WHAT THIS TASK INVOLVES:
Identify all lines in the data containing the string "JSON". Copy them out.

[LISTED RECORDS]

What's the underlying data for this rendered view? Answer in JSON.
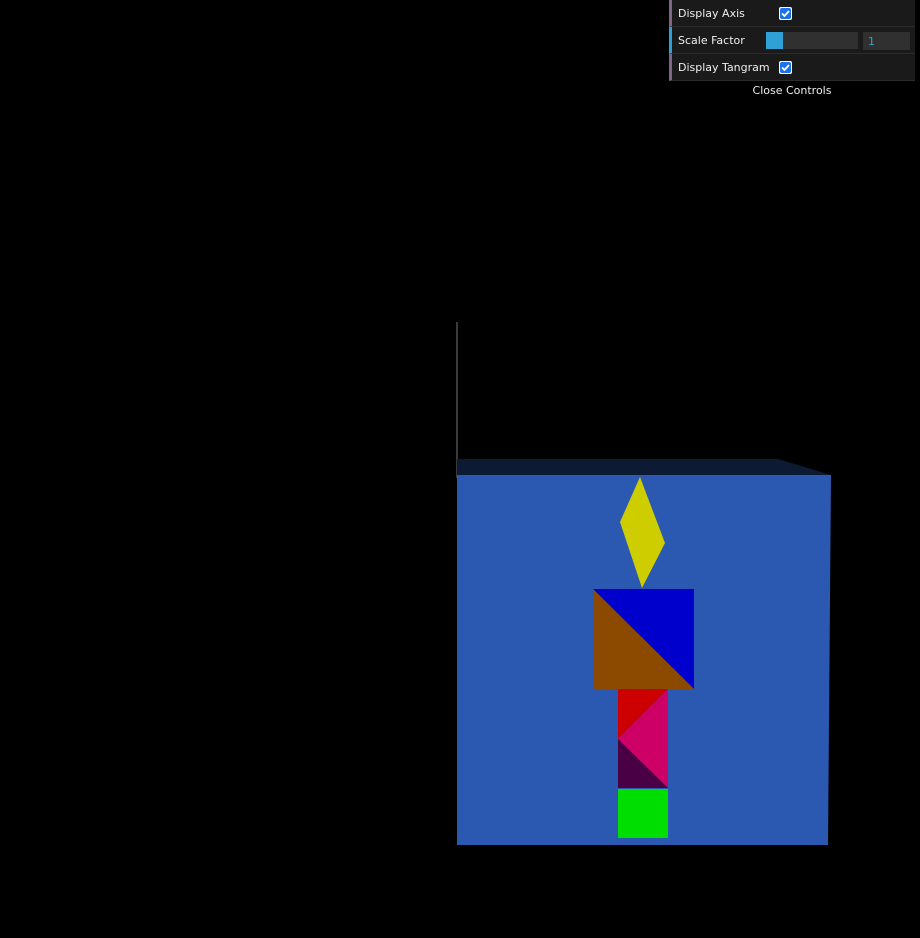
{
  "controls": {
    "display_axis": {
      "label": "Display Axis",
      "checked": true
    },
    "scale_factor": {
      "label": "Scale Factor",
      "value": "1",
      "fill_fraction": 0.18
    },
    "display_tangram": {
      "label": "Display Tangram",
      "checked": true
    },
    "close_label": "Close Controls"
  },
  "scene": {
    "background": "#000000",
    "board_color": "#2b59b1",
    "board_top_color": "#0c1a33",
    "axis_color": "#3a3a3a",
    "pieces": [
      {
        "name": "diamond",
        "color": "#cdcd00"
      },
      {
        "name": "large-triangle-blue",
        "color": "#0000cc"
      },
      {
        "name": "large-triangle-orange",
        "color": "#8b4a00"
      },
      {
        "name": "small-triangle-red",
        "color": "#cc0000"
      },
      {
        "name": "medium-triangle-magenta",
        "color": "#cc0066"
      },
      {
        "name": "small-triangle-purple",
        "color": "#4a0044"
      },
      {
        "name": "square-green",
        "color": "#00dd00"
      }
    ]
  }
}
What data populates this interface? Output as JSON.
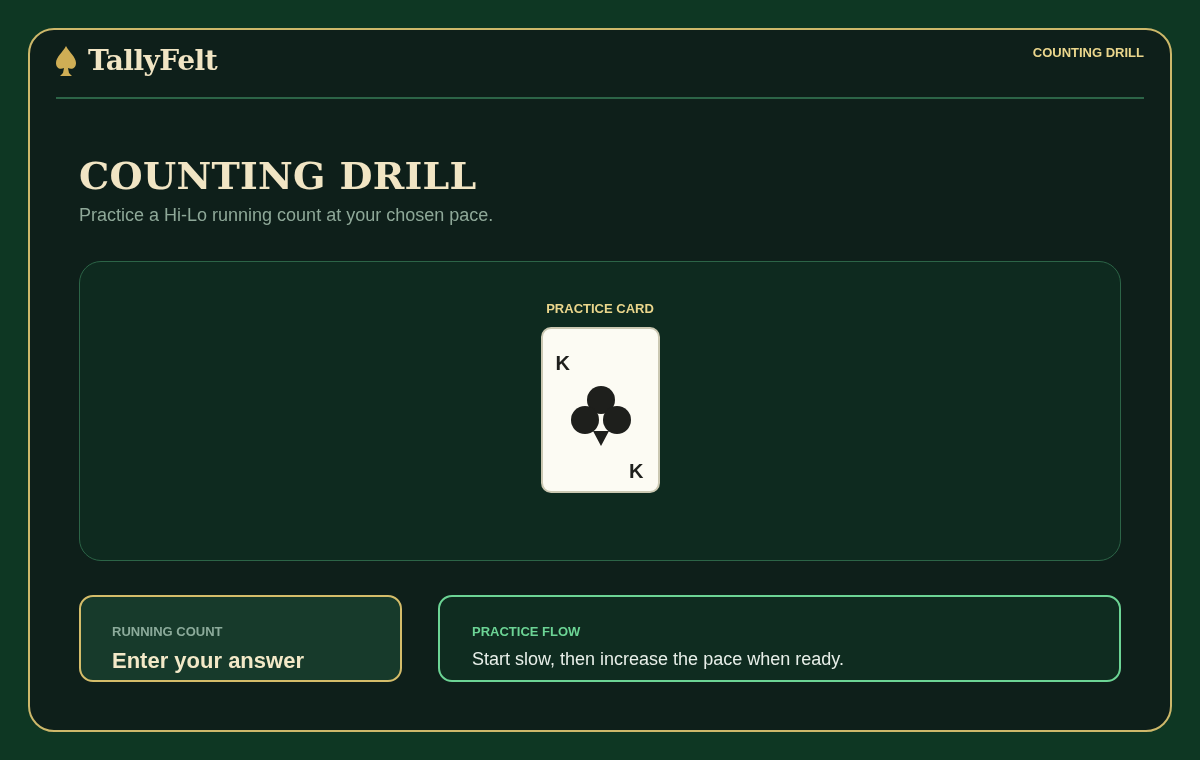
{
  "brand": {
    "name": "TallyFelt"
  },
  "nav_link": "COUNTING DRILL",
  "page": {
    "title": "COUNTING DRILL",
    "subtitle": "Practice a Hi-Lo running count at your chosen pace."
  },
  "card_stage": {
    "label": "PRACTICE CARD",
    "card": {
      "rank_top": "K",
      "rank_bottom": "K"
    }
  },
  "running_count": {
    "label": "RUNNING COUNT",
    "placeholder": "Enter your answer"
  },
  "practice_flow": {
    "label": "PRACTICE FLOW",
    "text": "Start slow, then increase the pace when ready."
  }
}
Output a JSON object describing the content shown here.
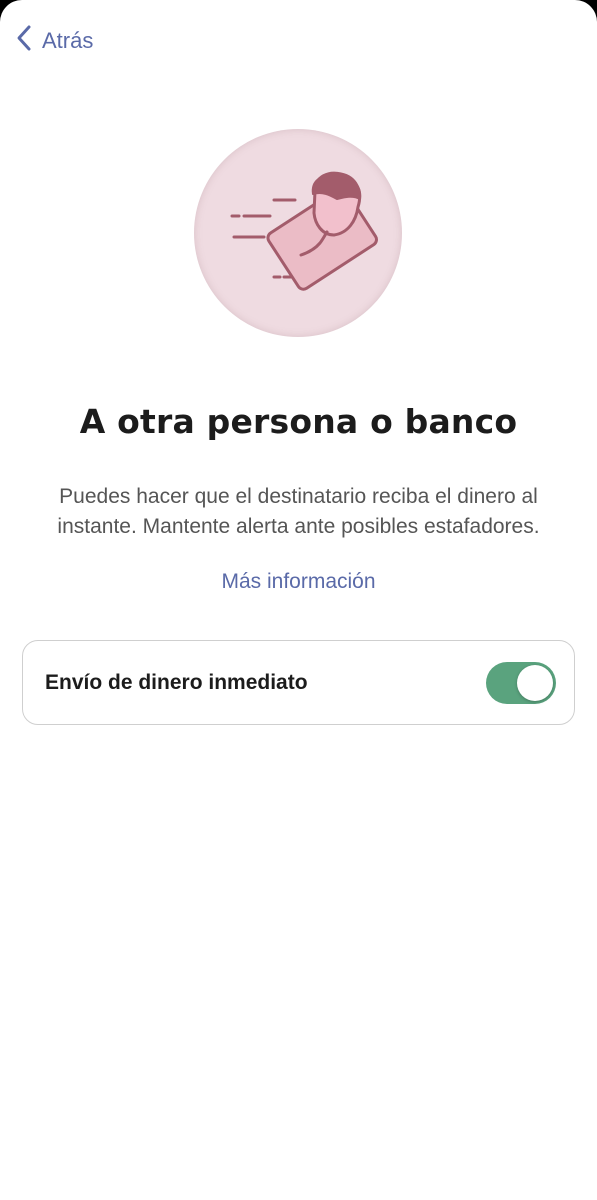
{
  "nav": {
    "back_label": "Atrás",
    "back_icon": "chevron-left-icon",
    "accent": "#5a6aa8"
  },
  "hero": {
    "icon": "send-money-to-person-icon",
    "circle_color": "#efdbe1",
    "icon_color": "#a35c6b"
  },
  "main": {
    "title": "A otra persona o banco",
    "description": "Puedes hacer que el destinatario reciba el dinero al instante. Mantente alerta ante posibles estafadores.",
    "more_link": "Más información"
  },
  "setting": {
    "label": "Envío de dinero inmediato",
    "enabled": true,
    "switch_color": "#5aa37e"
  }
}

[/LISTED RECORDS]

SOLUTION:
What's the underlying data for this rendered view? Answer in JSON.
What data populates this interface? Output as JSON.
Output a JSON object describing the content shown here.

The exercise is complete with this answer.